**Records to process**.
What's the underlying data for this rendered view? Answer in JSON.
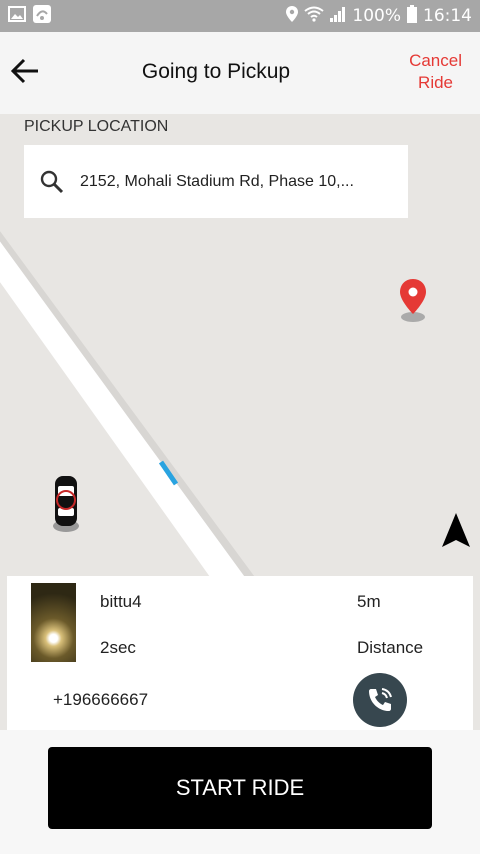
{
  "status_bar": {
    "battery": "100%",
    "time": "16:14",
    "icons": [
      "gallery-icon",
      "app-icon",
      "location-icon",
      "wifi-icon",
      "signal-icon",
      "battery-icon"
    ]
  },
  "header": {
    "title": "Going to Pickup",
    "cancel_line1": "Cancel",
    "cancel_line2": "Ride"
  },
  "pickup": {
    "label": "PICKUP LOCATION",
    "address": "2152, Mohali Stadium Rd, Phase 10,..."
  },
  "driver": {
    "name": "bittu4",
    "eta": "2sec",
    "phone": "+196666667",
    "distance_value": "5m",
    "distance_label": "Distance"
  },
  "actions": {
    "start_ride": "START RIDE"
  },
  "colors": {
    "accent_red": "#e53935",
    "call_button": "#37474f",
    "map_bg": "#e8e6e3"
  }
}
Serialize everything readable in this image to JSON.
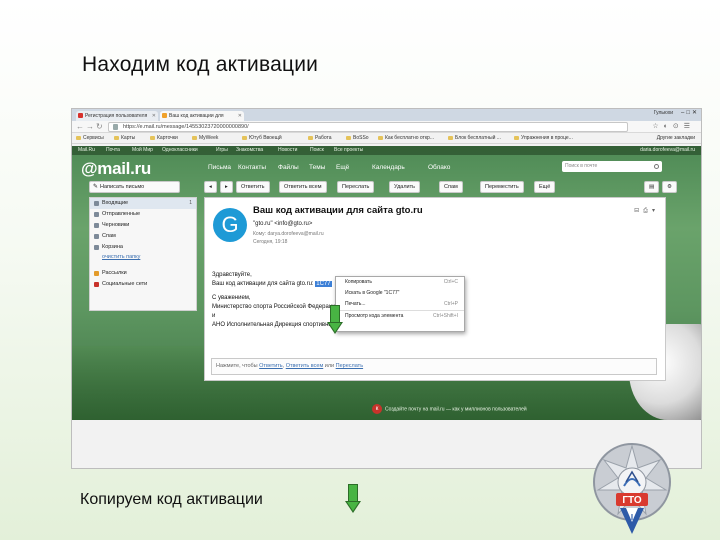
{
  "slide": {
    "title": "Находим код активации",
    "caption": "Копируем код активации"
  },
  "browser": {
    "tabs": [
      {
        "label": "Регистрация пользователя",
        "favicon_color": "#d7312c"
      },
      {
        "label": "Ваш код активации для",
        "favicon_color": "#f0a12a"
      }
    ],
    "user_chip": "Гульюхи",
    "url": "https://e.mail.ru/message/14553023720000000890/",
    "bookmarks": [
      "Сервисы",
      "Карты",
      "Карточки",
      "MyWeek",
      "Ютуб Ввоещй",
      "Работа",
      "BoSSo",
      "Как бесплатно откр...",
      "Блок бесплатный ...",
      "Упражнения в проце..."
    ],
    "other_bookmarks": "Другие закладки"
  },
  "mail": {
    "portal": [
      "Mail.Ru",
      "Почта",
      "Мой Мир",
      "Одноклассники",
      "Игры",
      "Знакомства",
      "Новости",
      "Поиск",
      "Все проекты"
    ],
    "account": "daria.dorofeeva@mail.ru",
    "logo_at": "@",
    "logo_text": "mail.ru",
    "nav": [
      "Письма",
      "Контакты",
      "Файлы",
      "Темы",
      "Ещё",
      "Календарь",
      "Облако"
    ],
    "search_placeholder": "Поиск в почте",
    "compose": "Написать письмо",
    "toolbar": [
      "Ответить",
      "Ответить всем",
      "Переслать",
      "Удалить",
      "Спам",
      "Переместить",
      "Ещё"
    ],
    "folders": [
      {
        "label": "Входящие",
        "count": "1",
        "active": true
      },
      {
        "label": "Отправленные"
      },
      {
        "label": "Черновики"
      },
      {
        "label": "Спам"
      },
      {
        "label": "Корзина"
      }
    ],
    "clean_link": "очистить папку",
    "folders2": [
      {
        "label": "Рассылки"
      },
      {
        "label": "Социальные сети"
      }
    ],
    "letter": {
      "avatar": "G",
      "subject": "Ваш код активации для сайта gto.ru",
      "sender": "\"gto.ru\" <info@gto.ru>",
      "to": "Кому: darya.dorofeeva@mail.ru",
      "date": "Сегодня, 19:18",
      "greeting": "Здравствуйте,",
      "code_line_prefix": "Ваш код активации для сайта gto.ru:",
      "code": "1С77",
      "respect": "С уважением,",
      "org1": "Министерство спорта Российской Федерации",
      "org2": "и",
      "org3": "АНО Исполнительная Дирекция спортивных",
      "reply_prompt": "Нажмите, чтобы",
      "reply_link1": "Ответить",
      "reply_middle": ",",
      "reply_link2": "Ответить всем",
      "reply_tail": "или",
      "reply_link3": "Переслать"
    },
    "context_menu": [
      {
        "label": "Копировать",
        "shortcut": "Ctrl+C"
      },
      {
        "label": "Искать в Google \"1С77\"",
        "shortcut": ""
      },
      {
        "label": "Печать...",
        "shortcut": "Ctrl+P"
      },
      {
        "label": "Просмотр кода элемента",
        "shortcut": "Ctrl+Shift+I"
      }
    ],
    "footer": "Создайте почту на mail.ru — как у миллионов пользователей"
  },
  "emblem": {
    "label": "ГТО"
  },
  "colors": {
    "accent_arrow": "#48b443",
    "highlight": "#3c7fd6",
    "avatar": "#1e9ad6"
  }
}
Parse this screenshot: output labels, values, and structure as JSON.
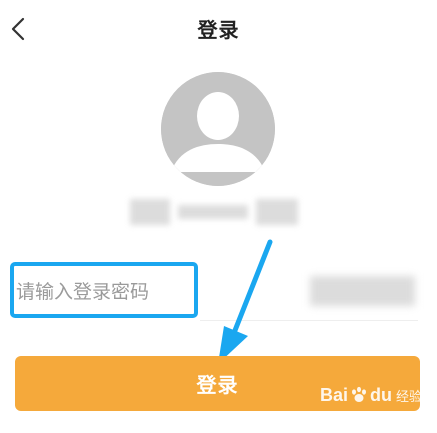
{
  "header": {
    "title": "登录",
    "back_icon": "chevron-left-icon"
  },
  "avatar": {
    "icon": "user-avatar-icon"
  },
  "password": {
    "placeholder": "请输入登录密码",
    "value": ""
  },
  "login_button": {
    "label": "登录"
  },
  "watermark": {
    "brand_bai": "Bai",
    "brand_du": "du",
    "text": "经验"
  },
  "colors": {
    "accent_blue": "#1aa7f0",
    "button_orange": "#f5a93b"
  }
}
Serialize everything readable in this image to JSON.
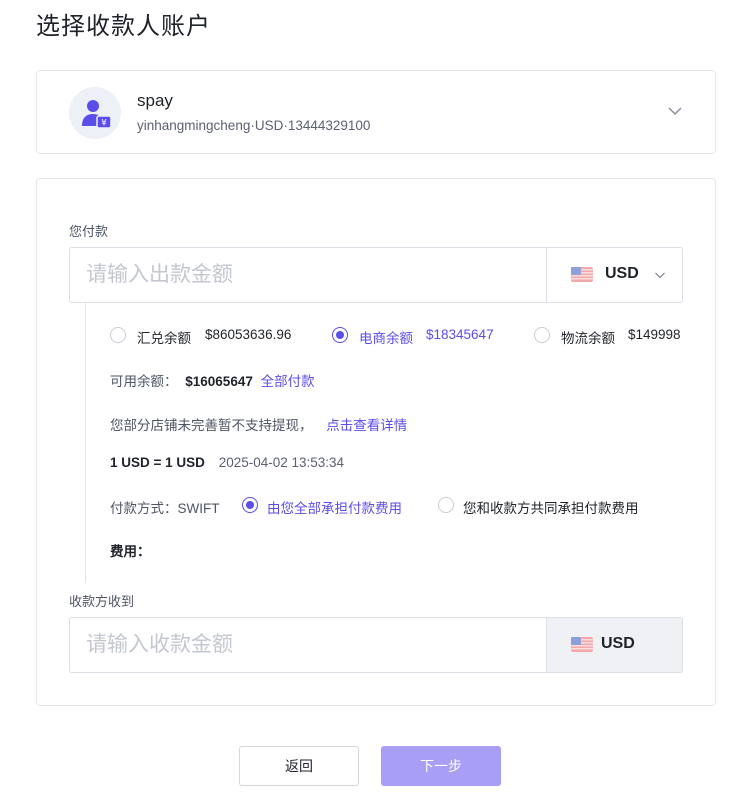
{
  "page": {
    "title": "选择收款人账户"
  },
  "account": {
    "name": "spay",
    "detail": "yinhangmingcheng·USD·13444329100"
  },
  "pay": {
    "label": "您付款",
    "placeholder": "请输入出款金额",
    "currency": "USD"
  },
  "balances": [
    {
      "label": "汇兑余额",
      "value": "$86053636.96",
      "selected": false
    },
    {
      "label": "电商余额",
      "value": "$18345647",
      "selected": true
    },
    {
      "label": "物流余额",
      "value": "$149998",
      "selected": false
    }
  ],
  "available": {
    "label": "可用余额：",
    "value": "$16065647",
    "action": "全部付款"
  },
  "notice": {
    "text": "您部分店铺未完善暂不支持提现，",
    "link": "点击查看详情"
  },
  "rate": {
    "text": "1 USD = 1 USD",
    "time": "2025-04-02 13:53:34"
  },
  "payment_method": {
    "label": "付款方式：SWIFT",
    "options": [
      {
        "label": "由您全部承担付款费用",
        "selected": true
      },
      {
        "label": "您和收款方共同承担付款费用",
        "selected": false
      }
    ]
  },
  "fee": {
    "label": "费用："
  },
  "receive": {
    "label": "收款方收到",
    "placeholder": "请输入收款金额",
    "currency": "USD"
  },
  "buttons": {
    "back": "返回",
    "next": "下一步"
  },
  "colors": {
    "accent": "#5b4de8",
    "next_button": "#a99ef5",
    "border": "#e3e5ea"
  },
  "icons": {
    "avatar": "user-money-icon",
    "flag": "us-flag-icon",
    "dropdown": "chevron-down-icon"
  }
}
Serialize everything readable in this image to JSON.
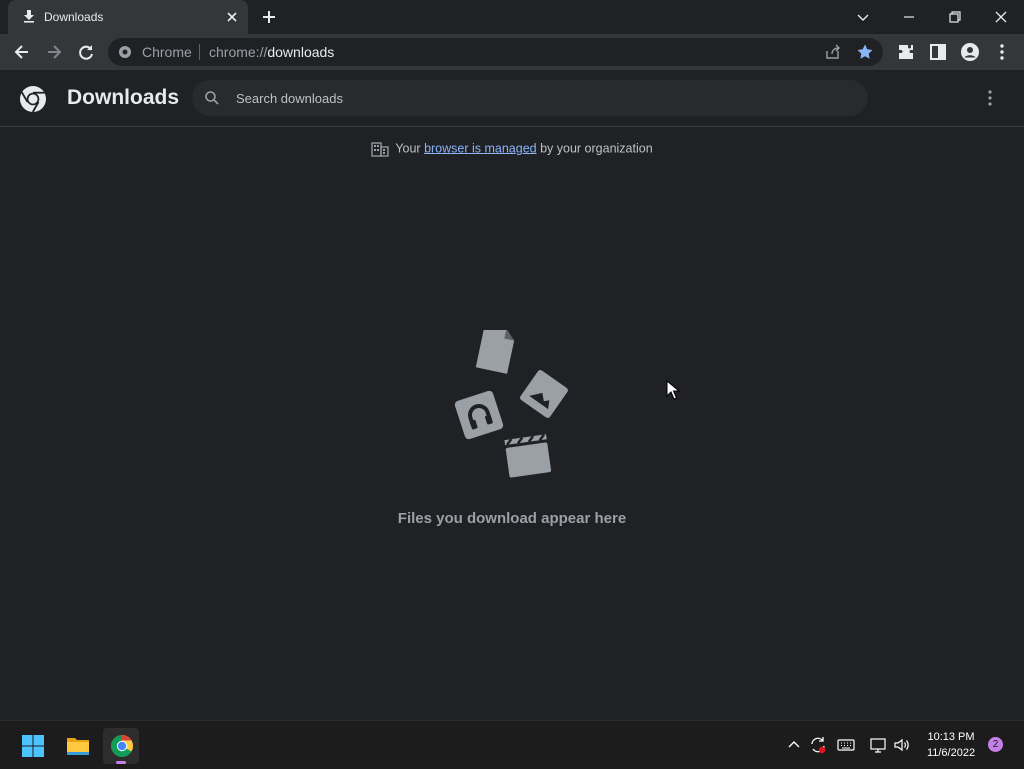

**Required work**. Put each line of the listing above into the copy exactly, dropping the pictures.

**Reply**.
What's the underlying data for this rendered view? Answer in JSON.
{
  "status_bar": {
    "battery": "100%",
    "time": "16:14",
    "icons": [
      "gallery-icon",
      "app-icon",
      "location-icon",
      "wifi-icon",
      "signal-icon",
      "battery-icon"
    ]
  },
  "header": {
    "title": "Going to Pickup",
    "cancel_line1": "Cancel",
    "cancel_line2": "Ride"
  },
  "pickup": {
    "label": "PICKUP LOCATION",
    "address": "2152, Mohali Stadium Rd, Phase 10,..."
  },
  "driver": {
    "name": "bittu4",
    "eta": "2sec",
    "phone": "+196666667",
    "distance_value": "5m",
    "distance_label": "Distance"
  },
  "actions": {
    "start_ride": "START RIDE"
  },
  "colors": {
    "accent_red": "#e53935",
    "call_button": "#37474f",
    "map_bg": "#e8e6e3"
  }
}
Serialize everything readable in this image to JSON.
{
  "slide": {
    "title": "Находим код активации",
    "caption": "Копируем код активации"
  },
  "browser": {
    "tabs": [
      {
        "label": "Регистрация пользователя",
        "favicon_color": "#d7312c"
      },
      {
        "label": "Ваш код активации для",
        "favicon_color": "#f0a12a"
      }
    ],
    "user_chip": "Гульюхи",
    "url": "https://e.mail.ru/message/14553023720000000890/",
    "bookmarks": [
      "Сервисы",
      "Карты",
      "Карточки",
      "MyWeek",
      "Ютуб Ввоещй",
      "Работа",
      "BoSSo",
      "Как бесплатно откр...",
      "Блок бесплатный ...",
      "Упражнения в проце..."
    ],
    "other_bookmarks": "Другие закладки"
  },
  "mail": {
    "portal": [
      "Mail.Ru",
      "Почта",
      "Мой Мир",
      "Одноклассники",
      "Игры",
      "Знакомства",
      "Новости",
      "Поиск",
      "Все проекты"
    ],
    "account": "daria.dorofeeva@mail.ru",
    "logo_at": "@",
    "logo_text": "mail.ru",
    "nav": [
      "Письма",
      "Контакты",
      "Файлы",
      "Темы",
      "Ещё",
      "Календарь",
      "Облако"
    ],
    "search_placeholder": "Поиск в почте",
    "compose": "Написать письмо",
    "toolbar": [
      "Ответить",
      "Ответить всем",
      "Переслать",
      "Удалить",
      "Спам",
      "Переместить",
      "Ещё"
    ],
    "folders": [
      {
        "label": "Входящие",
        "count": "1",
        "active": true
      },
      {
        "label": "Отправленные"
      },
      {
        "label": "Черновики"
      },
      {
        "label": "Спам"
      },
      {
        "label": "Корзина"
      }
    ],
    "clean_link": "очистить папку",
    "folders2": [
      {
        "label": "Рассылки"
      },
      {
        "label": "Социальные сети"
      }
    ],
    "letter": {
      "avatar": "G",
      "subject": "Ваш код активации для сайта gto.ru",
      "sender": "\"gto.ru\" <info@gto.ru>",
      "to": "Кому: darya.dorofeeva@mail.ru",
      "date": "Сегодня, 19:18",
      "greeting": "Здравствуйте,",
      "code_line_prefix": "Ваш код активации для сайта gto.ru:",
      "code": "1С77",
      "respect": "С уважением,",
      "org1": "Министерство спорта Российской Федерации",
      "org2": "и",
      "org3": "АНО Исполнительная Дирекция спортивных",
      "reply_prompt": "Нажмите, чтобы",
      "reply_link1": "Ответить",
      "reply_middle": ",",
      "reply_link2": "Ответить всем",
      "reply_tail": "или",
      "reply_link3": "Переслать"
    },
    "context_menu": [
      {
        "label": "Копировать",
        "shortcut": "Ctrl+C"
      },
      {
        "label": "Искать в Google \"1С77\"",
        "shortcut": ""
      },
      {
        "label": "Печать...",
        "shortcut": "Ctrl+P"
      },
      {
        "label": "Просмотр кода элемента",
        "shortcut": "Ctrl+Shift+I"
      }
    ],
    "footer": "Создайте почту на mail.ru — как у миллионов пользователей"
  },
  "emblem": {
    "label": "ГТО"
  },
  "colors": {
    "accent_arrow": "#48b443",
    "highlight": "#3c7fd6",
    "avatar": "#1e9ad6"
  }
}
Parse this screenshot: output labels, values, and structure as JSON.
{
  "header": {
    "title": "登录",
    "back_icon": "chevron-left-icon"
  },
  "avatar": {
    "icon": "user-avatar-icon"
  },
  "password": {
    "placeholder": "请输入登录密码",
    "value": ""
  },
  "login_button": {
    "label": "登录"
  },
  "watermark": {
    "brand_bai": "Bai",
    "brand_du": "du",
    "text": "经验"
  },
  "colors": {
    "accent_blue": "#1aa7f0",
    "button_orange": "#f5a93b"
  }
}
Serialize everything readable in this image to JSON.
{
  "page": {
    "title": "选择收款人账户"
  },
  "account": {
    "name": "spay",
    "detail": "yinhangmingcheng·USD·13444329100"
  },
  "pay": {
    "label": "您付款",
    "placeholder": "请输入出款金额",
    "currency": "USD"
  },
  "balances": [
    {
      "label": "汇兑余额",
      "value": "$86053636.96",
      "selected": false
    },
    {
      "label": "电商余额",
      "value": "$18345647",
      "selected": true
    },
    {
      "label": "物流余额",
      "value": "$149998",
      "selected": false
    }
  ],
  "available": {
    "label": "可用余额：",
    "value": "$16065647",
    "action": "全部付款"
  },
  "notice": {
    "text": "您部分店铺未完善暂不支持提现，",
    "link": "点击查看详情"
  },
  "rate": {
    "text": "1 USD = 1 USD",
    "time": "2025-04-02 13:53:34"
  },
  "payment_method": {
    "label": "付款方式：SWIFT",
    "options": [
      {
        "label": "由您全部承担付款费用",
        "selected": true
      },
      {
        "label": "您和收款方共同承担付款费用",
        "selected": false
      }
    ]
  },
  "fee": {
    "label": "费用："
  },
  "receive": {
    "label": "收款方收到",
    "placeholder": "请输入收款金额",
    "currency": "USD"
  },
  "buttons": {
    "back": "返回",
    "next": "下一步"
  },
  "colors": {
    "accent": "#5b4de8",
    "next_button": "#a99ef5",
    "border": "#e3e5ea"
  },
  "icons": {
    "avatar": "user-money-icon",
    "flag": "us-flag-icon",
    "dropdown": "chevron-down-icon"
  }
}
Serialize everything readable in this image to JSON.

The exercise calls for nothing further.